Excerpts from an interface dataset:
· · · · · · ·

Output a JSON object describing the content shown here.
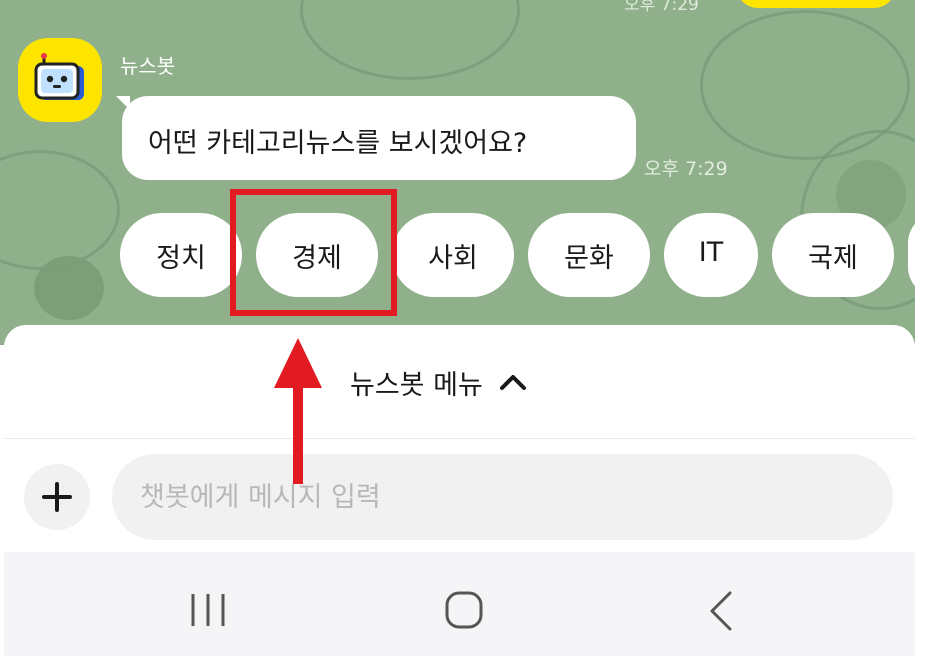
{
  "colors": {
    "chat_background": "#8fb08a",
    "bubble": "#ffffff",
    "bot_avatar": "#fee500",
    "annotation": "#e21b23",
    "input_background": "#f1f1f1",
    "nav_background": "#f5f5f7"
  },
  "previous_message": {
    "time": "오후 7:29"
  },
  "bot": {
    "name": "뉴스봇",
    "avatar_icon": "robot-icon"
  },
  "message": {
    "text": "어떤 카테고리뉴스를 보시겠어요?",
    "time": "오후 7:29"
  },
  "quick_replies": [
    "정치",
    "경제",
    "사회",
    "문화",
    "IT",
    "국제"
  ],
  "annotation": {
    "highlighted_reply": "경제",
    "arrow_icon": "up-arrow-icon"
  },
  "menu": {
    "label": "뉴스봇 메뉴",
    "toggle_icon": "chevron-up-icon"
  },
  "input": {
    "add_icon": "plus-icon",
    "placeholder": "챗봇에게 메시지 입력",
    "value": ""
  },
  "nav": {
    "recent_icon": "recent-apps-icon",
    "home_icon": "home-icon",
    "back_icon": "back-icon"
  }
}
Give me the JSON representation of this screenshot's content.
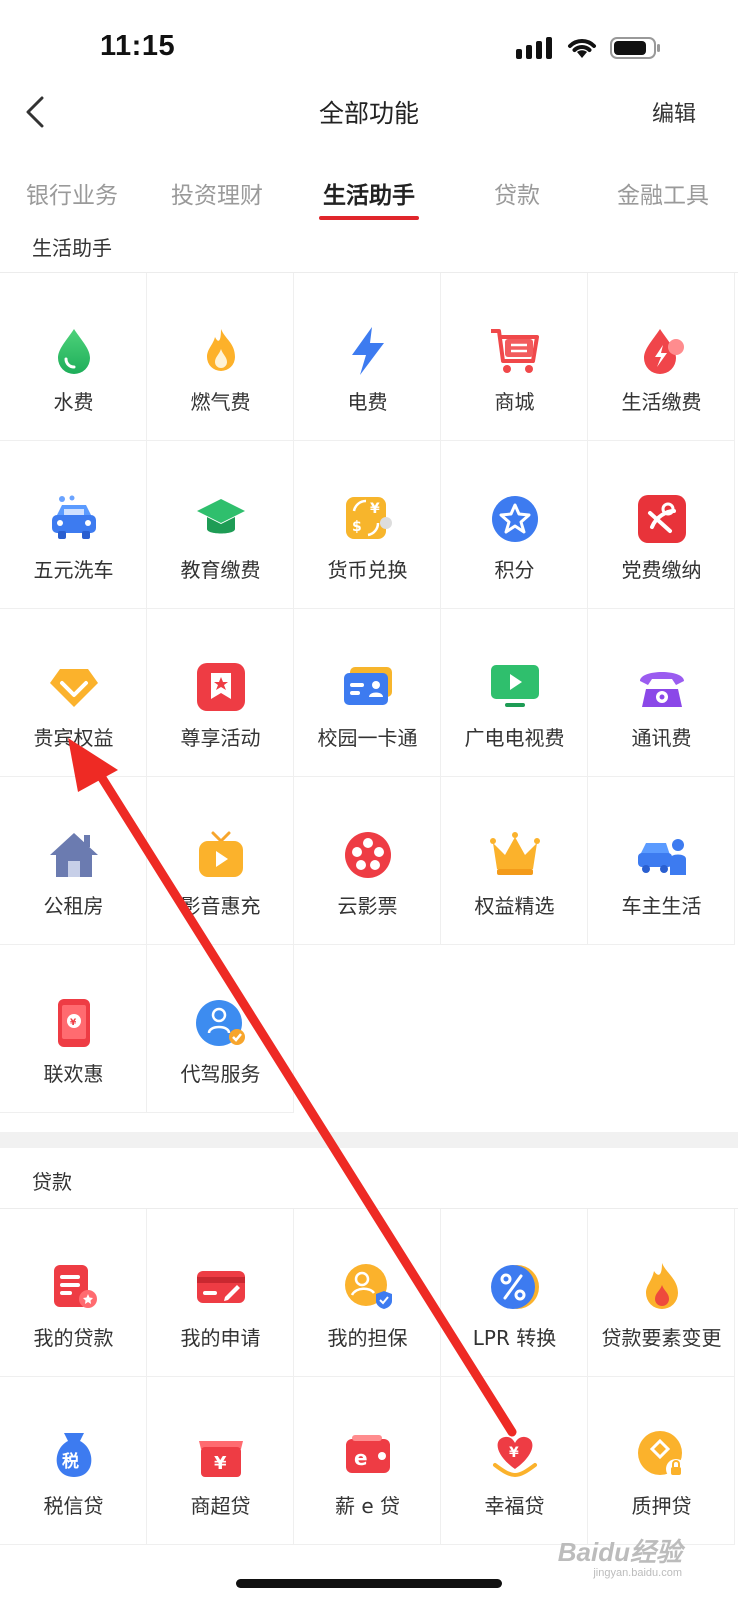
{
  "status": {
    "time": "11:15"
  },
  "nav": {
    "title": "全部功能",
    "edit_label": "编辑"
  },
  "tabs": [
    {
      "label": "银行业务",
      "active": false
    },
    {
      "label": "投资理财",
      "active": false
    },
    {
      "label": "生活助手",
      "active": true
    },
    {
      "label": "贷款",
      "active": false
    },
    {
      "label": "金融工具",
      "active": false
    }
  ],
  "sections": {
    "life": {
      "title": "生活助手",
      "items": [
        {
          "label": "水费",
          "icon": "water-drop-icon"
        },
        {
          "label": "燃气费",
          "icon": "flame-icon"
        },
        {
          "label": "电费",
          "icon": "lightning-icon"
        },
        {
          "label": "商城",
          "icon": "shopping-cart-icon"
        },
        {
          "label": "生活缴费",
          "icon": "payment-drop-icon"
        },
        {
          "label": "五元洗车",
          "icon": "car-wash-icon"
        },
        {
          "label": "教育缴费",
          "icon": "graduation-cap-icon"
        },
        {
          "label": "货币兑换",
          "icon": "currency-exchange-icon"
        },
        {
          "label": "积分",
          "icon": "star-badge-icon"
        },
        {
          "label": "党费缴纳",
          "icon": "party-emblem-icon"
        },
        {
          "label": "贵宾权益",
          "icon": "vip-diamond-icon"
        },
        {
          "label": "尊享活动",
          "icon": "star-ribbon-icon"
        },
        {
          "label": "校园一卡通",
          "icon": "id-card-icon"
        },
        {
          "label": "广电电视费",
          "icon": "tv-play-icon"
        },
        {
          "label": "通讯费",
          "icon": "telephone-icon"
        },
        {
          "label": "公租房",
          "icon": "house-icon"
        },
        {
          "label": "影音惠充",
          "icon": "video-tv-icon"
        },
        {
          "label": "云影票",
          "icon": "film-reel-icon"
        },
        {
          "label": "权益精选",
          "icon": "crown-icon"
        },
        {
          "label": "车主生活",
          "icon": "car-owner-icon"
        },
        {
          "label": "联欢惠",
          "icon": "phone-coupon-icon"
        },
        {
          "label": "代驾服务",
          "icon": "driver-service-icon"
        }
      ]
    },
    "loans": {
      "title": "贷款",
      "items": [
        {
          "label": "我的贷款",
          "icon": "loan-document-icon"
        },
        {
          "label": "我的申请",
          "icon": "application-card-icon"
        },
        {
          "label": "我的担保",
          "icon": "guarantee-icon"
        },
        {
          "label": "LPR 转换",
          "icon": "percent-icon"
        },
        {
          "label": "贷款要素变更",
          "icon": "flame-change-icon"
        },
        {
          "label": "税信贷",
          "icon": "tax-bag-icon"
        },
        {
          "label": "商超贷",
          "icon": "store-loan-icon"
        },
        {
          "label": "薪 e 贷",
          "icon": "salary-wallet-icon"
        },
        {
          "label": "幸福贷",
          "icon": "heart-yuan-icon"
        },
        {
          "label": "质押贷",
          "icon": "pledge-lock-icon"
        }
      ]
    }
  },
  "watermark": {
    "text": "Baidu经验",
    "sub": "jingyan.baidu.com"
  },
  "colors": {
    "accent": "#e0262b",
    "arrow": "#ee2a24"
  }
}
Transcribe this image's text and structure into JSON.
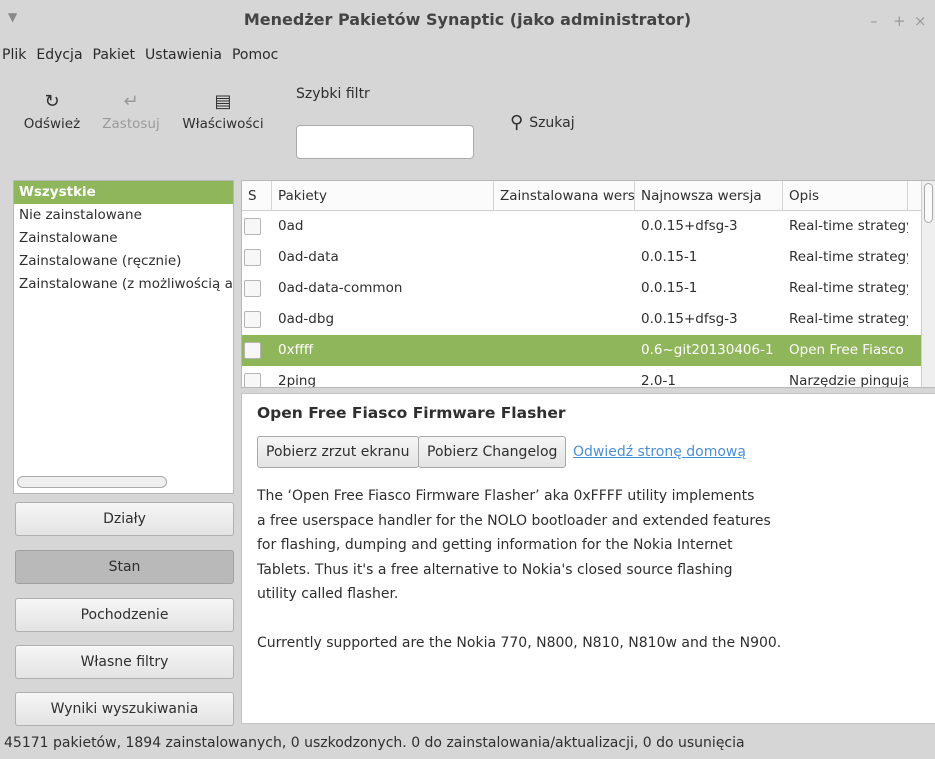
{
  "window": {
    "title": "Menedżer Pakietów Synaptic  (jako administrator)",
    "controls": {
      "minimize": "–",
      "maximize": "+",
      "close": "×"
    }
  },
  "menubar": [
    "Plik",
    "Edycja",
    "Pakiet",
    "Ustawienia",
    "Pomoc"
  ],
  "toolbar": {
    "refresh_label": "Odśwież",
    "apply_label": "Zastosuj",
    "properties_label": "Właściwości",
    "quick_filter_label": "Szybki filtr",
    "quick_filter_value": "",
    "search_label": "Szukaj"
  },
  "filters": {
    "items": [
      "Wszystkie",
      "Nie zainstalowane",
      "Zainstalowane",
      "Zainstalowane (ręcznie)",
      "Zainstalowane (z możliwością ak"
    ],
    "selected_index": 0
  },
  "side_buttons": [
    "Działy",
    "Stan",
    "Pochodzenie",
    "Własne filtry",
    "Wyniki wyszukiwania"
  ],
  "active_side_button": "Stan",
  "table": {
    "columns": [
      "S",
      "Pakiety",
      "Zainstalowana wers",
      "Najnowsza wersja",
      "Opis"
    ],
    "rows": [
      {
        "name": "0ad",
        "installed": "",
        "latest": "0.0.15+dfsg-3",
        "desc": "Real-time strategy"
      },
      {
        "name": "0ad-data",
        "installed": "",
        "latest": "0.0.15-1",
        "desc": "Real-time strategy"
      },
      {
        "name": "0ad-data-common",
        "installed": "",
        "latest": "0.0.15-1",
        "desc": "Real-time strategy"
      },
      {
        "name": "0ad-dbg",
        "installed": "",
        "latest": "0.0.15+dfsg-3",
        "desc": "Real-time strategy"
      },
      {
        "name": "0xffff",
        "installed": "",
        "latest": "0.6~git20130406-1",
        "desc": "Open Free Fiasco F"
      },
      {
        "name": "2ping",
        "installed": "",
        "latest": "2.0-1",
        "desc": "Narzędzie pingują"
      }
    ],
    "selected_index": 4
  },
  "details": {
    "title": "Open Free Fiasco Firmware Flasher",
    "screenshot_button": "Pobierz zrzut ekranu",
    "changelog_button": "Pobierz Changelog",
    "homepage_link": "Odwiedź stronę domową",
    "description": "The ‘Open Free Fiasco Firmware Flasher’ aka 0xFFFF utility implements\na free userspace handler for the NOLO bootloader and extended features\nfor flashing, dumping and getting information for the Nokia Internet\nTablets. Thus it's a free alternative to Nokia's closed source flashing\nutility called flasher.\n\nCurrently supported are the Nokia 770, N800, N810, N810w and the N900."
  },
  "status": "45171 pakietów, 1894 zainstalowanych, 0 uszkodzonych. 0 do zainstalowania/aktualizacji, 0 do usunięcia"
}
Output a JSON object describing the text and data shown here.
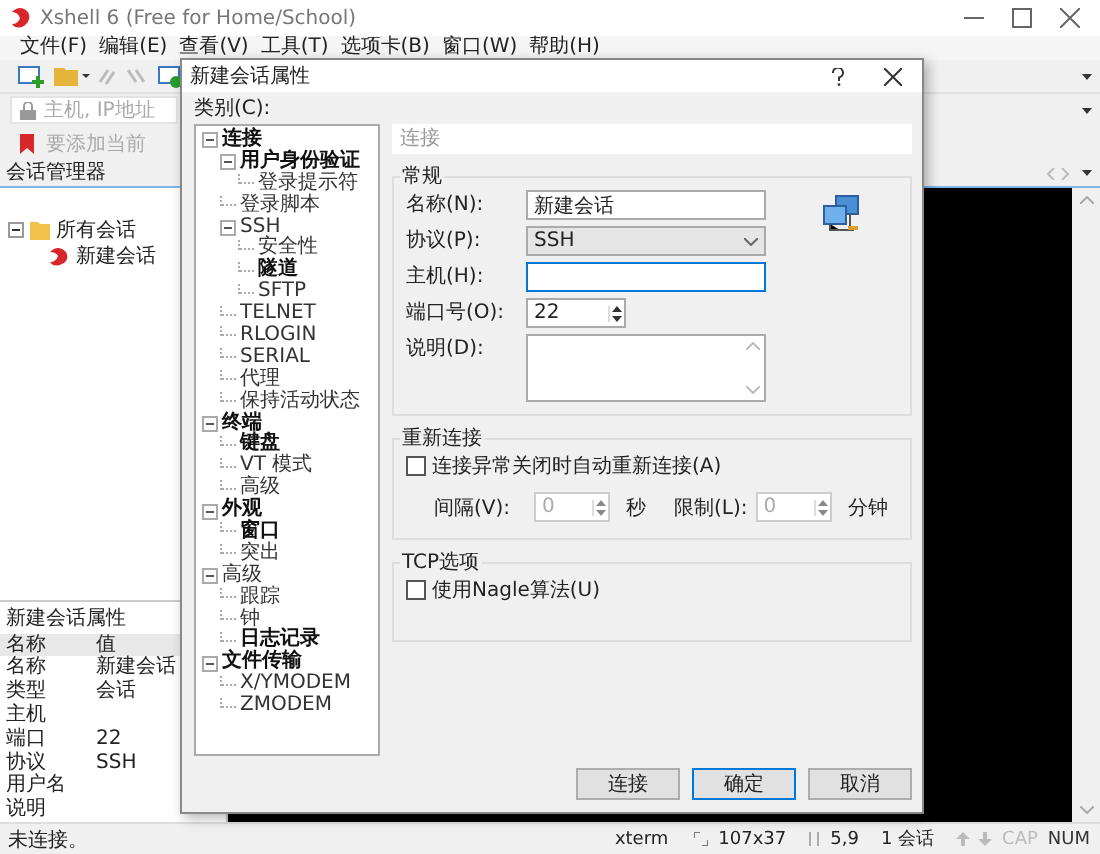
{
  "app": {
    "title": "Xshell 6 (Free for Home/School)",
    "menu": [
      "文件(F)",
      "编辑(E)",
      "查看(V)",
      "工具(T)",
      "选项卡(B)",
      "窗口(W)",
      "帮助(H)"
    ],
    "address_placeholder": "主机, IP地址",
    "hint": "要添加当前"
  },
  "session_manager": {
    "title": "会话管理器",
    "tree": [
      {
        "label": "所有会话",
        "kind": "folder",
        "children": [
          {
            "label": "新建会话",
            "kind": "session"
          }
        ]
      }
    ]
  },
  "properties": {
    "title": "新建会话属性",
    "columns": [
      "名称",
      "值"
    ],
    "rows": [
      {
        "name": "名称",
        "value": "新建会话"
      },
      {
        "name": "类型",
        "value": "会话"
      },
      {
        "name": "主机"
      },
      {
        "name": "端口",
        "value": "22"
      },
      {
        "name": "协议",
        "value": "SSH"
      },
      {
        "name": "用户名"
      },
      {
        "name": "说明"
      }
    ]
  },
  "dialog": {
    "title": "新建会话属性",
    "category_label": "类别(C):",
    "categories": [
      {
        "label": "连接",
        "bold": true,
        "children": [
          {
            "label": "用户身份验证",
            "bold": true,
            "children": [
              {
                "label": "登录提示符",
                "bold": false
              }
            ]
          },
          {
            "label": "登录脚本",
            "bold": false
          },
          {
            "label": "SSH",
            "bold": false,
            "children": [
              {
                "label": "安全性",
                "bold": false
              },
              {
                "label": "隧道",
                "bold": true
              },
              {
                "label": "SFTP",
                "bold": false
              }
            ]
          },
          {
            "label": "TELNET",
            "bold": false
          },
          {
            "label": "RLOGIN",
            "bold": false
          },
          {
            "label": "SERIAL",
            "bold": false
          },
          {
            "label": "代理",
            "bold": false
          },
          {
            "label": "保持活动状态",
            "bold": false
          }
        ]
      },
      {
        "label": "终端",
        "bold": true,
        "children": [
          {
            "label": "键盘",
            "bold": true
          },
          {
            "label": "VT 模式",
            "bold": false
          },
          {
            "label": "高级",
            "bold": false
          }
        ]
      },
      {
        "label": "外观",
        "bold": true,
        "children": [
          {
            "label": "窗口",
            "bold": true
          },
          {
            "label": "突出",
            "bold": false
          }
        ]
      },
      {
        "label": "高级",
        "bold": false,
        "children": [
          {
            "label": "跟踪",
            "bold": false
          },
          {
            "label": "钟",
            "bold": false
          },
          {
            "label": "日志记录",
            "bold": true
          }
        ]
      },
      {
        "label": "文件传输",
        "bold": true,
        "children": [
          {
            "label": "X/YMODEM",
            "bold": false
          },
          {
            "label": "ZMODEM",
            "bold": false
          }
        ]
      }
    ],
    "section_title": "连接",
    "general": {
      "title": "常规",
      "fields": [
        {
          "kind": "text",
          "label": "名称(N):",
          "value": "新建会话",
          "focused": false
        },
        {
          "kind": "select",
          "label": "协议(P):",
          "value": "SSH",
          "focused": false
        },
        {
          "kind": "text",
          "label": "主机(H):",
          "focused": true
        },
        {
          "kind": "spin",
          "label": "端口号(O):",
          "value": "22",
          "focused": false
        },
        {
          "kind": "textarea",
          "label": "说明(D):",
          "focused": false
        }
      ]
    },
    "reconnect": {
      "title": "重新连接",
      "checkbox": {
        "label": "连接异常关闭时自动重新连接(A)",
        "checked": false
      },
      "spinners": [
        {
          "label": "间隔(V):",
          "value": "0",
          "unit": "秒",
          "disabled": true
        },
        {
          "label": "限制(L):",
          "value": "0",
          "unit": "分钟",
          "disabled": true
        }
      ]
    },
    "tcp": {
      "title": "TCP选项",
      "checkbox": {
        "label": "使用Nagle算法(U)",
        "checked": false
      }
    },
    "buttons": [
      {
        "label": "连接",
        "default": false
      },
      {
        "label": "确定",
        "default": true
      },
      {
        "label": "取消",
        "default": false
      }
    ]
  },
  "status_bar": {
    "message": "未连接。",
    "items": [
      {
        "kind": "terminal",
        "text": "xterm"
      },
      {
        "kind": "size",
        "text": "107x37"
      },
      {
        "kind": "cursor",
        "text": "5,9"
      },
      {
        "kind": "sessions",
        "text": "1 会话"
      }
    ],
    "locks": [
      {
        "text": "CAP",
        "on": false
      },
      {
        "text": "NUM",
        "on": true
      }
    ]
  }
}
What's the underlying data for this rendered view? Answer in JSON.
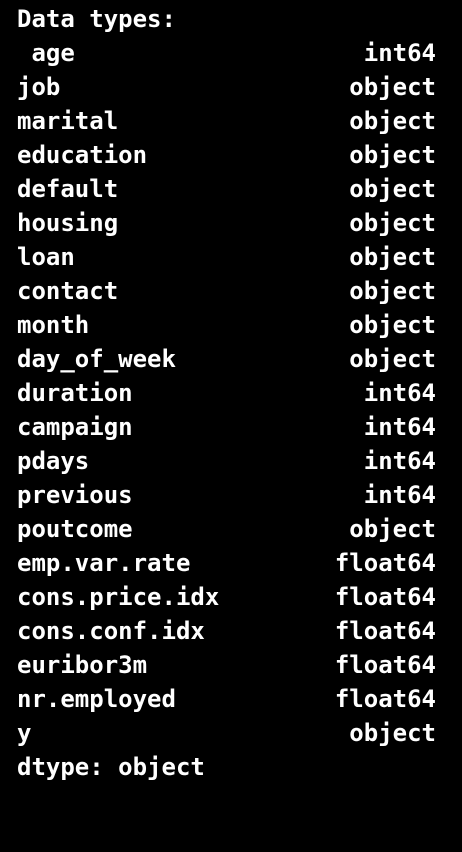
{
  "output": {
    "header": "Data types:",
    "rows": [
      {
        "name": " age",
        "dtype": "int64"
      },
      {
        "name": "job",
        "dtype": "object"
      },
      {
        "name": "marital",
        "dtype": "object"
      },
      {
        "name": "education",
        "dtype": "object"
      },
      {
        "name": "default",
        "dtype": "object"
      },
      {
        "name": "housing",
        "dtype": "object"
      },
      {
        "name": "loan",
        "dtype": "object"
      },
      {
        "name": "contact",
        "dtype": "object"
      },
      {
        "name": "month",
        "dtype": "object"
      },
      {
        "name": "day_of_week",
        "dtype": "object"
      },
      {
        "name": "duration",
        "dtype": "int64"
      },
      {
        "name": "campaign",
        "dtype": "int64"
      },
      {
        "name": "pdays",
        "dtype": "int64"
      },
      {
        "name": "previous",
        "dtype": "int64"
      },
      {
        "name": "poutcome",
        "dtype": "object"
      },
      {
        "name": "emp.var.rate",
        "dtype": "float64"
      },
      {
        "name": "cons.price.idx",
        "dtype": "float64"
      },
      {
        "name": "cons.conf.idx",
        "dtype": "float64"
      },
      {
        "name": "euribor3m",
        "dtype": "float64"
      },
      {
        "name": "nr.employed",
        "dtype": "float64"
      },
      {
        "name": "y",
        "dtype": "object"
      }
    ],
    "footer": "dtype: object"
  },
  "colors": {
    "background": "#000000",
    "text": "#ffffff"
  }
}
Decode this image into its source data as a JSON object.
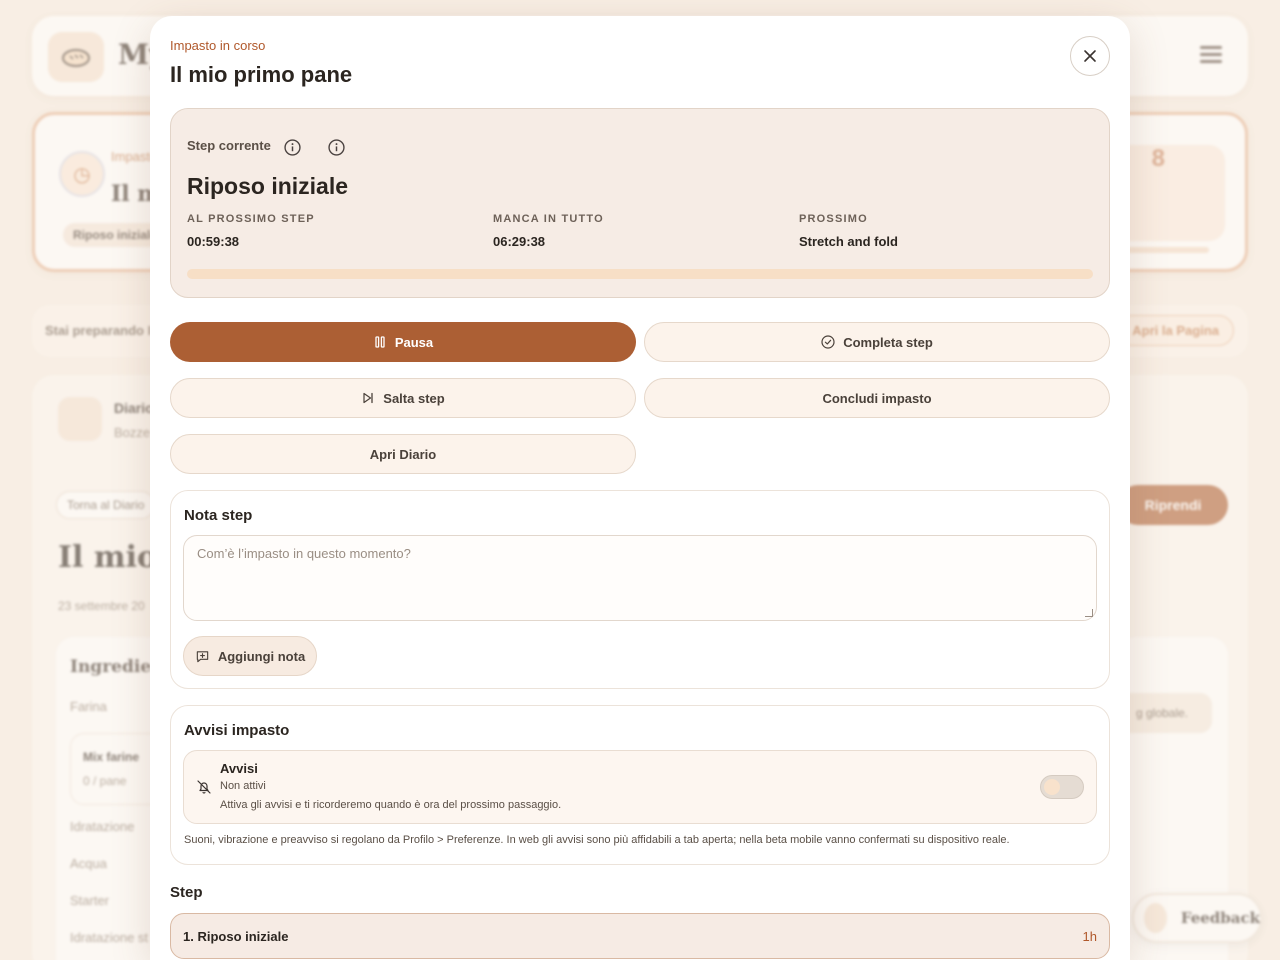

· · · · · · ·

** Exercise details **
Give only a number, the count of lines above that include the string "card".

** Task output **
2